Thus, a planet executes elliptical motion with constantly changing angular speed as it moves about its orbit. The point of nearest approach of the planet to the Sun is termed perihelion; the point of greatest separation is termed aphelion.
Newton's Laws and Weight, Mass & Gravity - Video & Lesson Transcript | vifleem.info
Hence, by Kepler's second law, the planet moves fastest when it is near perihelion and slowest when it is near aphelion. Law of Periods In this equation P represents the period of revolution for a planet in some other references the period is denoted as "T" and R represents the length of its semi-major axis. The subscripts "1" and "2" distinguish quantities for planet 1 and 2 respectively.
The periods for the two planets are assumed to be in the same time units and the lengths of the semi-major axes for the two planets are assumed to be in the same distance units.
Kepler's Third Law implies that the period for a planet to orbit the Sun increases rapidly with the radius of its orbit. Thus, we find that Mercury, the innermost planet, takes only 88 days to orbit the Sun but the outermost planet Pluto requires years to do the same.
The Seasons There is a popular misconception that the seasons on the Earth are caused by varying distances of the Earth from the Sun on its elliptical orbit.
This is not correct. One way to see that this reasoning may be in error is to note that the seasons are out of phase in the Northern and Southern hemispheres: Seasons in the Northern Hemisphere The primary cause of the seasons is the This means that as the Earth goes around its orbit the Northern hemisphere is at various times oriented more toward and more away from the Sun, and likewise for the Southern hemisphere, as illustrated in the following figure.
Thus, we experience Summer in the Northern Hemisphere when the Earth is on that part of its orbit where the N. Hemisphere is oriented more toward the Sun and therefore the Sun rises higher in the sky and is above the horizon longer, and the rays of the Sun strike the ground more directly.
Likewise, in the N. The gravitational force increases as the size of an object increases. On the other hand, the strength of gravity is inversely related to the square of the distance between two objects. For example, if the distance between two objects doubles, meaning they're twice as far apart, the gravitational pull decreases by a factor of 4.

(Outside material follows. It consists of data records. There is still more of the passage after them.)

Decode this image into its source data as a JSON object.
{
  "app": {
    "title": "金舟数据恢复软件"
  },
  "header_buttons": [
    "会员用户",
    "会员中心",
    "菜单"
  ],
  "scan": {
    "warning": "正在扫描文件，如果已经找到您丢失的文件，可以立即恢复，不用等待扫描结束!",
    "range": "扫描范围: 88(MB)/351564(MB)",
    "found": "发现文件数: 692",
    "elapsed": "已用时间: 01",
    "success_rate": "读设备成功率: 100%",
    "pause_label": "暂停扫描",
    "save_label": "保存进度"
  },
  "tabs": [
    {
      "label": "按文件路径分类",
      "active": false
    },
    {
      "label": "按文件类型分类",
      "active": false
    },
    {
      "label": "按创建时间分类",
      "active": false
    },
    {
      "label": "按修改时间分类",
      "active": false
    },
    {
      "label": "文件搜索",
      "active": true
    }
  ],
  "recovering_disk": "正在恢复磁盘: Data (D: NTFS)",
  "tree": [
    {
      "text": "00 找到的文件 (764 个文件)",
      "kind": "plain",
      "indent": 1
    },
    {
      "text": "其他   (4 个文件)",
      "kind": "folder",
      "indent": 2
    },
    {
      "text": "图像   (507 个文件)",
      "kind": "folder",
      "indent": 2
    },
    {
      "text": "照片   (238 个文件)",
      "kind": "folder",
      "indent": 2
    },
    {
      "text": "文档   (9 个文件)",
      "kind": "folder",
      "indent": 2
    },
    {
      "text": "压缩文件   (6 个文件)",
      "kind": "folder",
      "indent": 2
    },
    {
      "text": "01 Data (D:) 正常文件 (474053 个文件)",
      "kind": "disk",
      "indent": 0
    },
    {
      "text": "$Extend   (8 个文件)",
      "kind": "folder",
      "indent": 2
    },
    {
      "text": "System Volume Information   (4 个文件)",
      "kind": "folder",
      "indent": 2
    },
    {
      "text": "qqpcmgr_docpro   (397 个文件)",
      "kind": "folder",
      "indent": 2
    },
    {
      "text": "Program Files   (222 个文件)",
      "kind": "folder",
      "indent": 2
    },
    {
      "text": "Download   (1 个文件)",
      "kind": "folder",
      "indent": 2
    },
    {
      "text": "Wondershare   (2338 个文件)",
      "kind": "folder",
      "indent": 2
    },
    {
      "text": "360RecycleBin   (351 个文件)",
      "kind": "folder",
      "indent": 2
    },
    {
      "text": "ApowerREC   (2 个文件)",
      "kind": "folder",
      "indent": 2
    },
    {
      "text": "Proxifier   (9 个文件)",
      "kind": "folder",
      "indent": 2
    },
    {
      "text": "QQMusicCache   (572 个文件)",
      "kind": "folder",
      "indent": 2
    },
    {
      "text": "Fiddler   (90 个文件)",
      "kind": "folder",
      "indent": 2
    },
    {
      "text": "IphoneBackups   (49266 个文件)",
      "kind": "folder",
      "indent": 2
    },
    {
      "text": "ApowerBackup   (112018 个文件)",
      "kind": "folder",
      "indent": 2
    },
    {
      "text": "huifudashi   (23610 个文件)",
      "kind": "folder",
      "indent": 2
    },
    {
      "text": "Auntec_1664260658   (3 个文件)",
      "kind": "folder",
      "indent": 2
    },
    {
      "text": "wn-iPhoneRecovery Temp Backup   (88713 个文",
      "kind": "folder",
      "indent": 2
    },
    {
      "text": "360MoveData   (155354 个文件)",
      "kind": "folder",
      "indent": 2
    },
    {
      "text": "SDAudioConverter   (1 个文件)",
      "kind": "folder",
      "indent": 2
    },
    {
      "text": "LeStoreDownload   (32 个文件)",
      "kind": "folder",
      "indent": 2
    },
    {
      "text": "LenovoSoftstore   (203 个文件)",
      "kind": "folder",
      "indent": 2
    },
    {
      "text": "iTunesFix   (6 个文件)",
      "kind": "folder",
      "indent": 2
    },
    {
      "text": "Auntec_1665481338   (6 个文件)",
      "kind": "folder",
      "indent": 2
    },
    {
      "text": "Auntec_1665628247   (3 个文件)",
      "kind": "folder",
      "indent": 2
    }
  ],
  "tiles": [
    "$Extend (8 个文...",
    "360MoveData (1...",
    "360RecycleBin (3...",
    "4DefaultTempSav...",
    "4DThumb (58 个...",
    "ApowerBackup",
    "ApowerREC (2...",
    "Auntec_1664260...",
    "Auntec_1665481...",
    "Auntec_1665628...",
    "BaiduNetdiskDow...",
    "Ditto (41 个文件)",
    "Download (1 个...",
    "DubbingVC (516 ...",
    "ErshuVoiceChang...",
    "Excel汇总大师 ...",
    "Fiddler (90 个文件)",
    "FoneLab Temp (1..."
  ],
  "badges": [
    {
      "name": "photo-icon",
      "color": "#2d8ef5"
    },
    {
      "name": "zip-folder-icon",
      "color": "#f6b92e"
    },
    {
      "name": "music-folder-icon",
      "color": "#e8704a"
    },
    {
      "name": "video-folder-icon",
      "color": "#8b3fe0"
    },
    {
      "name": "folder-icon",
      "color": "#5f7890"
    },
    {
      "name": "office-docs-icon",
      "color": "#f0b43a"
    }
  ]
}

This is because 2 squared is equal to 4. This means the effect of distance on gravitational attraction is greater than the effect of the masses of the objects. Gravity as a Force Gravity is a force. A force is simply a push or a pull experienced by objects that interact with each other. The interaction can be direct or at a distance, which is the case of gravity. Newton's laws tell us that if an unbalanced force acts on an object, it will change the object's state of motion.
In other words, the object will accelerate. Since gravity is a force, gravity causes objects to accelerate. Acceleration Due to Gravity Let's look at an example of how gravity causes acceleration.